(Stored entries)
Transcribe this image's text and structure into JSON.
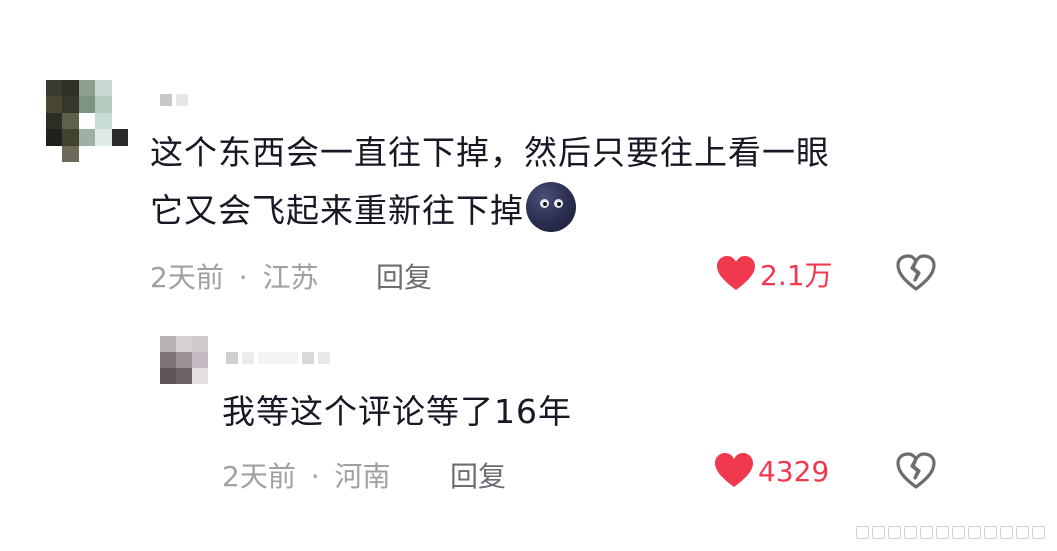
{
  "comments": [
    {
      "lines": [
        "这个东西会一直往下掉，然后只要往上看一眼",
        "它又会飞起来重新往下掉"
      ],
      "emoji": "new-moon-face",
      "time": "2天前",
      "separator": "·",
      "location": "江苏",
      "reply_label": "回复",
      "likes": "2.1万"
    },
    {
      "lines": [
        "我等这个评论等了16年"
      ],
      "time": "2天前",
      "separator": "·",
      "location": "河南",
      "reply_label": "回复",
      "likes": "4329"
    }
  ],
  "icons": {
    "like": "heart-icon",
    "dislike": "broken-heart-icon"
  },
  "colors": {
    "text": "#161823",
    "meta": "#9fa0a6",
    "like_red": "#f0384f"
  }
}
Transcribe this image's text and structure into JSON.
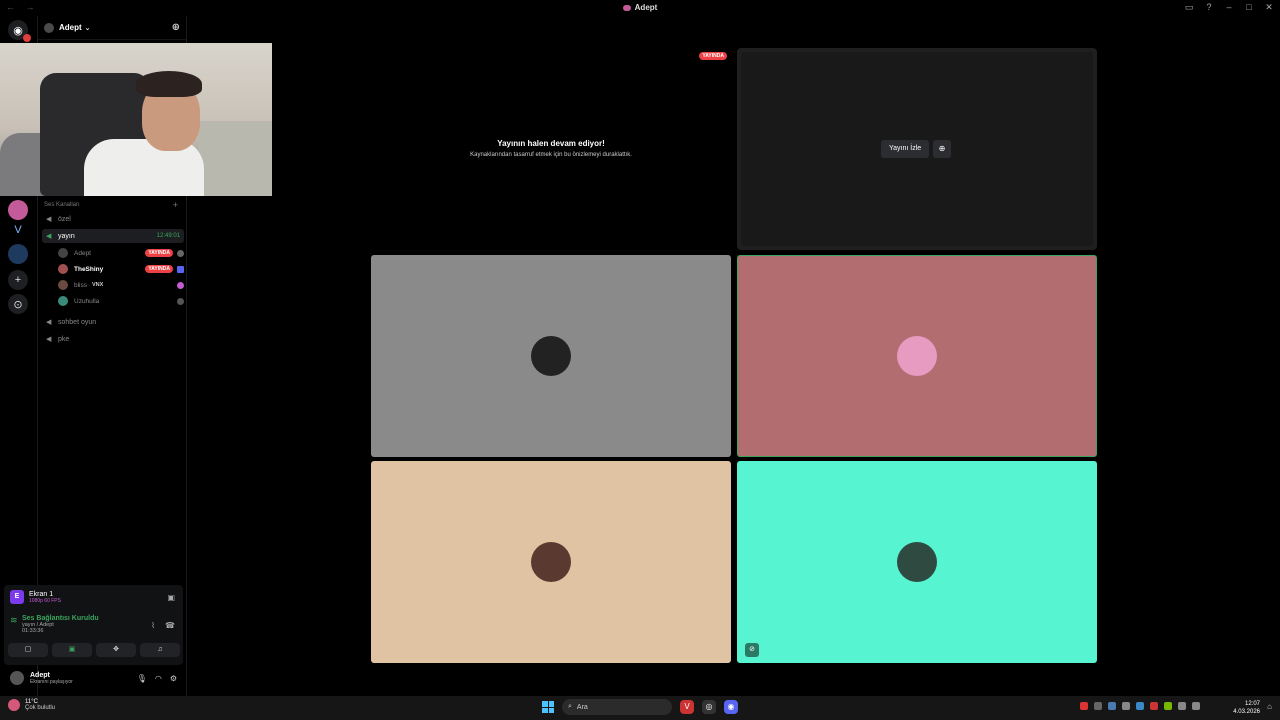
{
  "window": {
    "title": "Adept",
    "nav": "← →"
  },
  "server": {
    "name": "Adept",
    "category": "Ses Kanalları"
  },
  "channels": [
    {
      "name": "özel"
    },
    {
      "name": "yayın",
      "time": "12:49:01"
    },
    {
      "name": "sohbet oyun"
    },
    {
      "name": "pke"
    }
  ],
  "voice_users": [
    {
      "name": "Adept",
      "live": "YAYINDA"
    },
    {
      "name": "TheShiny",
      "live": "YAYINDA"
    },
    {
      "name": "bliss",
      "tag": "VNX"
    },
    {
      "name": "Uzuhulla"
    }
  ],
  "stream_notice": {
    "live_tag": "YAYINDA",
    "heading": "Yayının halen devam ediyor!",
    "body": "Kaynaklarından tasarruf etmek için bu önizlemeyi duraklattık."
  },
  "preview": {
    "watch_label": "Yayını İzle"
  },
  "tiles": [
    {
      "color": "#8a8a8a",
      "avatar_color": "#222222"
    },
    {
      "color": "#b26d70",
      "avatar_color": "#e89bc0"
    },
    {
      "color": "#dfc3a3",
      "avatar_color": "#5a3a30"
    },
    {
      "color": "#56f4d0",
      "avatar_color": "#2f4a40"
    }
  ],
  "rtc": {
    "screen_name": "Ekran 1",
    "screen_sub": "1080p 60 FPS",
    "screen_initial": "E",
    "conn_title": "Ses Bağlantısı Kuruldu",
    "conn_sub": "yayın / Adept",
    "conn_time": "01:33:36"
  },
  "user_panel": {
    "name": "Adept",
    "status": "Ekranını paylaşıyor"
  },
  "taskbar": {
    "temp": "11°C",
    "condition": "Çok bulutlu",
    "search": "Ara",
    "time": "12:07",
    "date": "4.03.2026"
  },
  "colors": {
    "accent_green": "#3ba55d",
    "live_red": "#ed4245"
  }
}
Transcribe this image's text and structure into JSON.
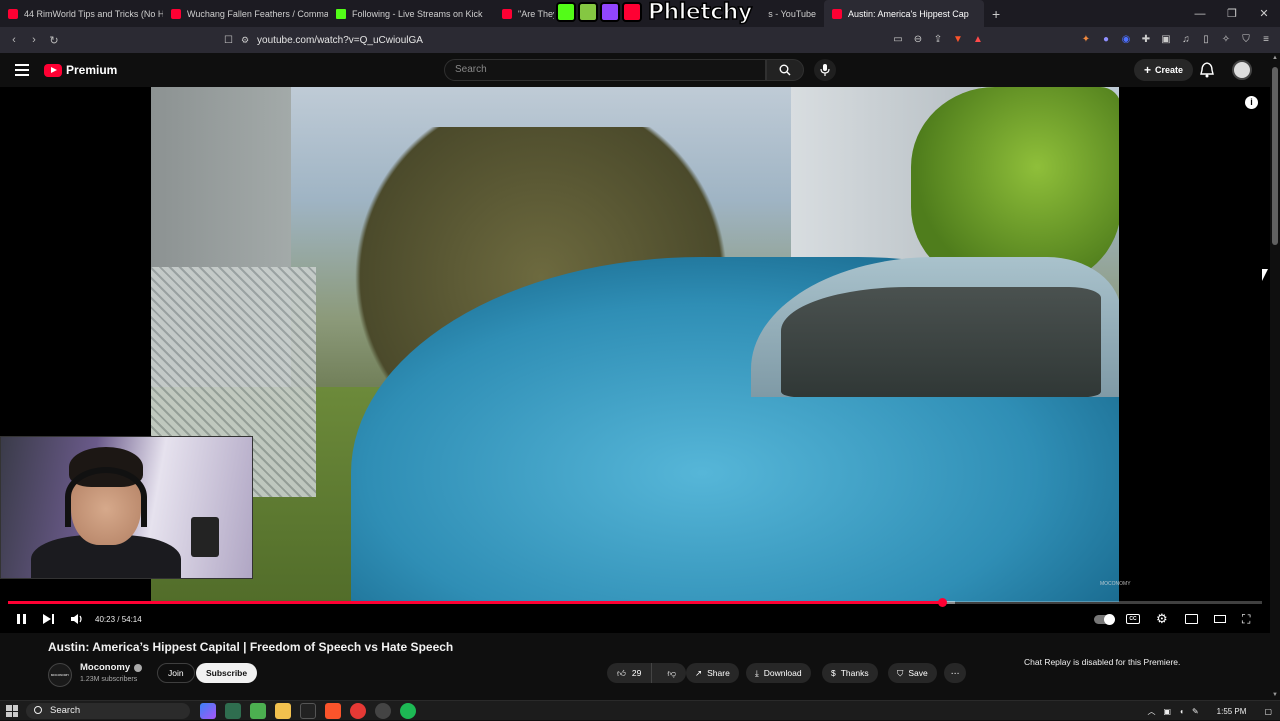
{
  "browser": {
    "tabs": [
      {
        "label": "44 RimWorld Tips and Tricks (No Ha",
        "type": "youtube"
      },
      {
        "label": "Wuchang Fallen Feathers / Comman",
        "type": "youtube"
      },
      {
        "label": "Following - Live Streams on Kick",
        "type": "kick"
      },
      {
        "label": "\"Are They",
        "type": "youtube"
      },
      {
        "label": "s - YouTube",
        "type": "youtube"
      },
      {
        "label": "Austin: America's Hippest Cap",
        "type": "youtube",
        "active": true
      }
    ],
    "overlay_logo_text": "Phletchy",
    "url": "youtube.com/watch?v=Q_uCwioulGA"
  },
  "youtube": {
    "brand_label": "Premium",
    "search_placeholder": "Search",
    "create_label": "Create"
  },
  "player": {
    "current_time": "40:23",
    "duration": "54:14",
    "time_display": "40:23 / 54:14",
    "progress_fraction": 0.745,
    "buffered_fraction": 0.755,
    "cc_label": "CC",
    "watermark": "MOCONOMY"
  },
  "video": {
    "title": "Austin: America’s Hippest Capital | Freedom of Speech vs Hate Speech",
    "channel_name": "Moconomy",
    "channel_avatar_text": "MOCONOMY",
    "subscribers": "1.23M subscribers",
    "join_label": "Join",
    "subscribe_label": "Subscribe",
    "likes": "29",
    "share_label": "Share",
    "download_label": "Download",
    "thanks_label": "Thanks",
    "save_label": "Save",
    "chat_note": "Chat Replay is disabled for this Premiere."
  },
  "taskbar": {
    "search_label": "Search",
    "clock": "1:55 PM"
  },
  "colors": {
    "accent_red": "#ff0033",
    "background": "#0f0f0f",
    "kick_green": "#53fc18"
  }
}
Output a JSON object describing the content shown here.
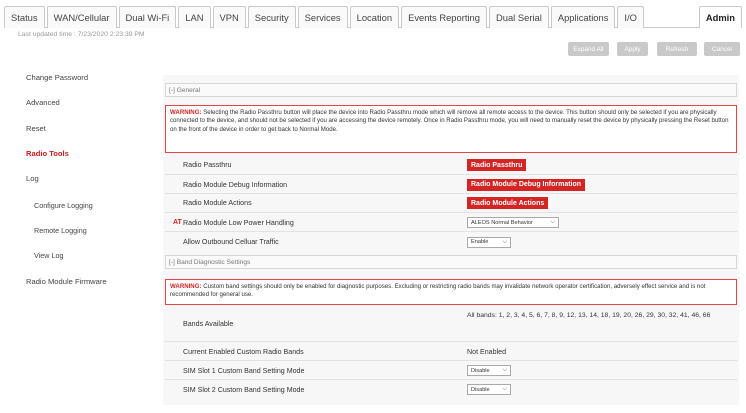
{
  "tabs": [
    {
      "label": "Status"
    },
    {
      "label": "WAN/Cellular"
    },
    {
      "label": "Dual Wi-Fi"
    },
    {
      "label": "LAN"
    },
    {
      "label": "VPN"
    },
    {
      "label": "Security"
    },
    {
      "label": "Services"
    },
    {
      "label": "Location"
    },
    {
      "label": "Events Reporting"
    },
    {
      "label": "Dual Serial"
    },
    {
      "label": "Applications"
    },
    {
      "label": "I/O"
    },
    {
      "label": "Admin"
    }
  ],
  "last_updated": "Last updated time : 7/23/2020 2:23:39 PM",
  "toolbar": {
    "expand_all": "Expand All",
    "apply": "Apply",
    "refresh": "Refresh",
    "cancel": "Cancel"
  },
  "sidebar": {
    "items": [
      {
        "label": "Change Password"
      },
      {
        "label": "Advanced"
      },
      {
        "label": "Reset"
      },
      {
        "label": "Radio Tools"
      },
      {
        "label": "Log"
      },
      {
        "label": "Configure Logging"
      },
      {
        "label": "Remote Logging"
      },
      {
        "label": "View Log"
      },
      {
        "label": "Radio Module Firmware"
      }
    ]
  },
  "general": {
    "header": "[-] General",
    "warning_label": "WARNING:",
    "warning_text": "Selecting the Radio Passthru button will place the device into Radio Passthru mode which will remove all remote access to the device. This button should only be selected if you are physically connected to the device, and should not be selected if you are accessing the device remotely. Once in Radio Passthru mode, you will need to manually reset the device by physically pressing the Reset button on the front of the device in order to get back to Normal Mode.",
    "rows": {
      "passthru_label": "Radio Passthru",
      "passthru_button": "Radio Passthru",
      "debug_label": "Radio Module Debug Information",
      "debug_button": "Radio Module Debug Information",
      "actions_label": "Radio Module Actions",
      "actions_button": "Radio Module Actions",
      "at_marker": "AT",
      "low_power_label": "Radio Module Low Power Handling",
      "low_power_value": "ALEOS Normal Behavior",
      "outbound_label": "Allow Outbound Celluar Traffic",
      "outbound_value": "Enable"
    }
  },
  "band": {
    "header": "[-] Band Diagnostic Settings",
    "warning_label": "WARNING:",
    "warning_text": "Custom band settings should only be enabled for diagnostic purposes. Excluding or restricting radio bands may invalidate network operator certification, adversely effect service and is not recommended for general use.",
    "rows": {
      "bands_label": "Bands Available",
      "bands_value": "All bands: 1, 2, 3, 4, 5, 6, 7, 8, 9, 12, 13, 14, 18, 19, 20, 26, 29, 30, 32, 41, 46, 66",
      "current_label": "Current Enabled Custom Radio Bands",
      "current_value": "Not Enabled",
      "sim1_label": "SIM Slot 1 Custom Band Setting Mode",
      "sim1_value": "Disable",
      "sim2_label": "SIM Slot 2 Custom Band Setting Mode",
      "sim2_value": "Disable"
    }
  }
}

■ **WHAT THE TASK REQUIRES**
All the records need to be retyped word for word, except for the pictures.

■ **WRITTEN SOLUTION**
Transcribe this image's text and structure into JSON.
{
  "comments": [
    {
      "lines": [
        "这个东西会一直往下掉，然后只要往上看一眼",
        "它又会飞起来重新往下掉"
      ],
      "emoji": "new-moon-face",
      "time": "2天前",
      "separator": "·",
      "location": "江苏",
      "reply_label": "回复",
      "likes": "2.1万"
    },
    {
      "lines": [
        "我等这个评论等了16年"
      ],
      "time": "2天前",
      "separator": "·",
      "location": "河南",
      "reply_label": "回复",
      "likes": "4329"
    }
  ],
  "icons": {
    "like": "heart-icon",
    "dislike": "broken-heart-icon"
  },
  "colors": {
    "text": "#161823",
    "meta": "#9fa0a6",
    "like_red": "#f0384f"
  }
}
Transcribe this image's text and structure into JSON.
{
  "window": {
    "title": "Adept",
    "nav": "← →"
  },
  "server": {
    "name": "Adept",
    "category": "Ses Kanalları"
  },
  "channels": [
    {
      "name": "özel"
    },
    {
      "name": "yayın",
      "time": "12:49:01"
    },
    {
      "name": "sohbet oyun"
    },
    {
      "name": "pke"
    }
  ],
  "voice_users": [
    {
      "name": "Adept",
      "live": "YAYINDA"
    },
    {
      "name": "TheShiny",
      "live": "YAYINDA"
    },
    {
      "name": "bliss",
      "tag": "VNX"
    },
    {
      "name": "Uzuhulla"
    }
  ],
  "stream_notice": {
    "live_tag": "YAYINDA",
    "heading": "Yayının halen devam ediyor!",
    "body": "Kaynaklarından tasarruf etmek için bu önizlemeyi duraklattık."
  },
  "preview": {
    "watch_label": "Yayını İzle"
  },
  "tiles": [
    {
      "color": "#8a8a8a",
      "avatar_color": "#222222"
    },
    {
      "color": "#b26d70",
      "avatar_color": "#e89bc0"
    },
    {
      "color": "#dfc3a3",
      "avatar_color": "#5a3a30"
    },
    {
      "color": "#56f4d0",
      "avatar_color": "#2f4a40"
    }
  ],
  "rtc": {
    "screen_name": "Ekran 1",
    "screen_sub": "1080p 60 FPS",
    "screen_initial": "E",
    "conn_title": "Ses Bağlantısı Kuruldu",
    "conn_sub": "yayın / Adept",
    "conn_time": "01:33:36"
  },
  "user_panel": {
    "name": "Adept",
    "status": "Ekranını paylaşıyor"
  },
  "taskbar": {
    "temp": "11°C",
    "condition": "Çok bulutlu",
    "search": "Ara",
    "time": "12:07",
    "date": "4.03.2026"
  },
  "colors": {
    "accent_green": "#3ba55d",
    "live_red": "#ed4245"
  }
}
Transcribe this image's text and structure into JSON.
{
  "browser": {
    "tabs": [
      {
        "label": "44 RimWorld Tips and Tricks (No Ha",
        "type": "youtube"
      },
      {
        "label": "Wuchang Fallen Feathers / Comman",
        "type": "youtube"
      },
      {
        "label": "Following - Live Streams on Kick",
        "type": "kick"
      },
      {
        "label": "\"Are They",
        "type": "youtube"
      },
      {
        "label": "s - YouTube",
        "type": "youtube"
      },
      {
        "label": "Austin: America's Hippest Cap",
        "type": "youtube",
        "active": true
      }
    ],
    "overlay_logo_text": "Phletchy",
    "url": "youtube.com/watch?v=Q_uCwioulGA"
  },
  "youtube": {
    "brand_label": "Premium",
    "search_placeholder": "Search",
    "create_label": "Create"
  },
  "player": {
    "current_time": "40:23",
    "duration": "54:14",
    "time_display": "40:23 / 54:14",
    "progress_fraction": 0.745,
    "buffered_fraction": 0.755,
    "cc_label": "CC",
    "watermark": "MOCONOMY"
  },
  "video": {
    "title": "Austin: America’s Hippest Capital | Freedom of Speech vs Hate Speech",
    "channel_name": "Moconomy",
    "channel_avatar_text": "MOCONOMY",
    "subscribers": "1.23M subscribers",
    "join_label": "Join",
    "subscribe_label": "Subscribe",
    "likes": "29",
    "share_label": "Share",
    "download_label": "Download",
    "thanks_label": "Thanks",
    "save_label": "Save",
    "chat_note": "Chat Replay is disabled for this Premiere."
  },
  "taskbar": {
    "search_label": "Search",
    "clock": "1:55 PM"
  },
  "colors": {
    "accent_red": "#ff0033",
    "background": "#0f0f0f",
    "kick_green": "#53fc18"
  }
}
Output a JSON object describing the content shown here.
{
  "tabs": [
    {
      "label": "Status"
    },
    {
      "label": "WAN/Cellular"
    },
    {
      "label": "Dual Wi-Fi"
    },
    {
      "label": "LAN"
    },
    {
      "label": "VPN"
    },
    {
      "label": "Security"
    },
    {
      "label": "Services"
    },
    {
      "label": "Location"
    },
    {
      "label": "Events Reporting"
    },
    {
      "label": "Dual Serial"
    },
    {
      "label": "Applications"
    },
    {
      "label": "I/O"
    },
    {
      "label": "Admin"
    }
  ],
  "last_updated": "Last updated time : 7/23/2020 2:23:39 PM",
  "toolbar": {
    "expand_all": "Expand All",
    "apply": "Apply",
    "refresh": "Refresh",
    "cancel": "Cancel"
  },
  "sidebar": {
    "items": [
      {
        "label": "Change Password"
      },
      {
        "label": "Advanced"
      },
      {
        "label": "Reset"
      },
      {
        "label": "Radio Tools"
      },
      {
        "label": "Log"
      },
      {
        "label": "Configure Logging"
      },
      {
        "label": "Remote Logging"
      },
      {
        "label": "View Log"
      },
      {
        "label": "Radio Module Firmware"
      }
    ]
  },
  "general": {
    "header": "[-] General",
    "warning_label": "WARNING:",
    "warning_text": "Selecting the Radio Passthru button will place the device into Radio Passthru mode which will remove all remote access to the device. This button should only be selected if you are physically connected to the device, and should not be selected if you are accessing the device remotely. Once in Radio Passthru mode, you will need to manually reset the device by physically pressing the Reset button on the front of the device in order to get back to Normal Mode.",
    "rows": {
      "passthru_label": "Radio Passthru",
      "passthru_button": "Radio Passthru",
      "debug_label": "Radio Module Debug Information",
      "debug_button": "Radio Module Debug Information",
      "actions_label": "Radio Module Actions",
      "actions_button": "Radio Module Actions",
      "at_marker": "AT",
      "low_power_label": "Radio Module Low Power Handling",
      "low_power_value": "ALEOS Normal Behavior",
      "outbound_label": "Allow Outbound Celluar Traffic",
      "outbound_value": "Enable"
    }
  },
  "band": {
    "header": "[-] Band Diagnostic Settings",
    "warning_label": "WARNING:",
    "warning_text": "Custom band settings should only be enabled for diagnostic purposes. Excluding or restricting radio bands may invalidate network operator certification, adversely effect service and is not recommended for general use.",
    "rows": {
      "bands_label": "Bands Available",
      "bands_value": "All bands: 1, 2, 3, 4, 5, 6, 7, 8, 9, 12, 13, 14, 18, 19, 20, 26, 29, 30, 32, 41, 46, 66",
      "current_label": "Current Enabled Custom Radio Bands",
      "current_value": "Not Enabled",
      "sim1_label": "SIM Slot 1 Custom Band Setting Mode",
      "sim1_value": "Disable",
      "sim2_label": "SIM Slot 2 Custom Band Setting Mode",
      "sim2_value": "Disable"
    }
  }
}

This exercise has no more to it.